Media Iftar 2021

On Tuesday the 11th of May the Melbourne Press Club and the Australian Intercultural Society co-hosted their second Media Iftar dinner at the Graduate House which, sparked a very important conversation between members of Australian media and members of the general public.

The evening was co MC’d by the experienced media professional, anchor, and filmmaker, George Donikian. The Melbourne Press Club CEO Cathy Bryson and AIS’ Executive Director Ahmet Keskin opened the program and welcomed guests.

The iftar dinner featured Dr Nasya Bahfen, senior lecturer at Latrobe University, Steve Carey, partner at Newsflash Media, Christina Zhou, journalist at the ABC as part of an insightful and thought provoking panel discussion titled ‘Examining the unexamined assumptions made in the production and coverage of news’

During the panel discussion, Dr Bahfen remarked the newsroom is dynamic and under pressure to release stories as soon as it happens. However, she did stress it’s always important to be factually correct than to rush a story riddled with inaccuracies. She added news production is heading in the right direction with digital news and podcasts allowing journalists to expand and unpack the issues to provide more clarity around detail.

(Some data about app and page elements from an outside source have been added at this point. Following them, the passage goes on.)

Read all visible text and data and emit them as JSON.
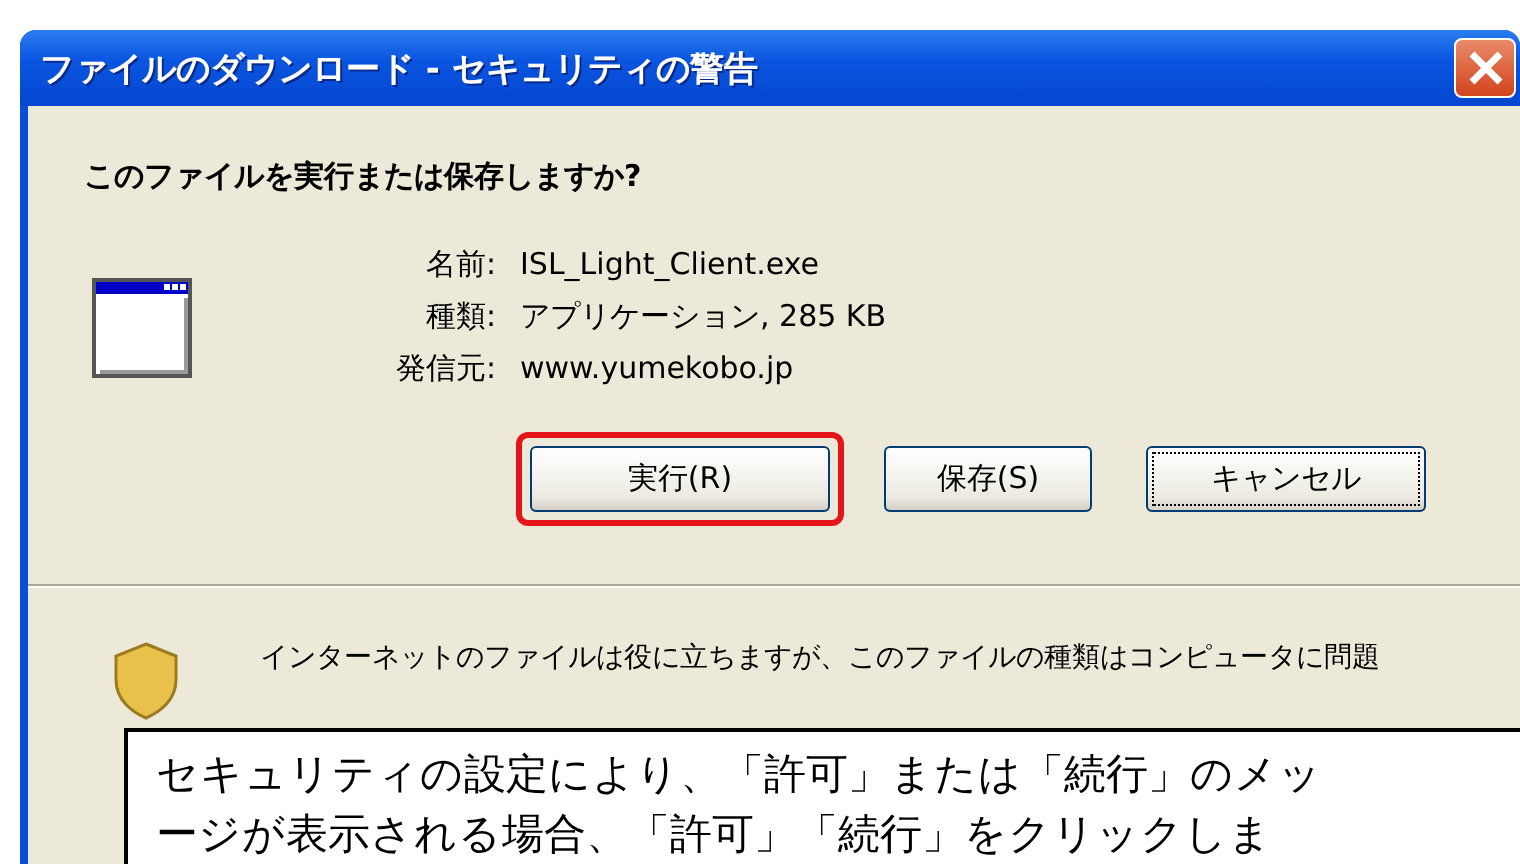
{
  "window": {
    "title": "ファイルのダウンロード - セキュリティの警告"
  },
  "question": "このファイルを実行または保存しますか?",
  "details": [
    {
      "label": "名前:",
      "value": "ISL_Light_Client.exe"
    },
    {
      "label": "種類:",
      "value": "アプリケーション, 285 KB"
    },
    {
      "label": "発信元:",
      "value": "www.yumekobo.jp"
    }
  ],
  "buttons": [
    {
      "label": "実行(R)",
      "focused": false,
      "highlighted": true
    },
    {
      "label": "保存(S)",
      "focused": false,
      "highlighted": false
    },
    {
      "label": "キャンセル",
      "focused": true,
      "highlighted": false
    }
  ],
  "warning": "インターネットのファイルは役に立ちますが、このファイルの種類はコンピュータに問題",
  "callout": {
    "lines": [
      "セキュリティの設定により、「許可」または「続行」のメッ",
      "ージが表示される場合、「許可」「続行」をクリックしま"
    ]
  }
}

Christiana shared her experience working in what is possibly ABC’s most diverse newsroom with almost half of the staff from a culturally and linguistically diverse background. She highlighted the benefits of having colleagues to reach out to for context, veracity of information or check the local media of a developing story. Having the ability to have someone with richer cultural understandings or lived experience review stories before publishing allowing for more accurate stories.

Steve described how the newsroom is evolving today whereas when he was in the commercial news media organisations, they were predominantly white men. Gender equality has come through the years as a natural progression but more can be done to include cultural diversity in the media by having young people from a CALD background knock down the doors and present themselves as a professional journalist like the next person.

The panel continued with incredibly some great questions from the audience members regarding current laws in Australia to protect journalist and the need for a new news channel that meets the needs of the younger first and generation migrants.

There were reflections offered from the floor and they pointed to the need to have a multicultural media workforce to reflect the multicultural society we live in and the importance for those vying to carve a career in the media to be treated with respect and look beyond their stereotypes.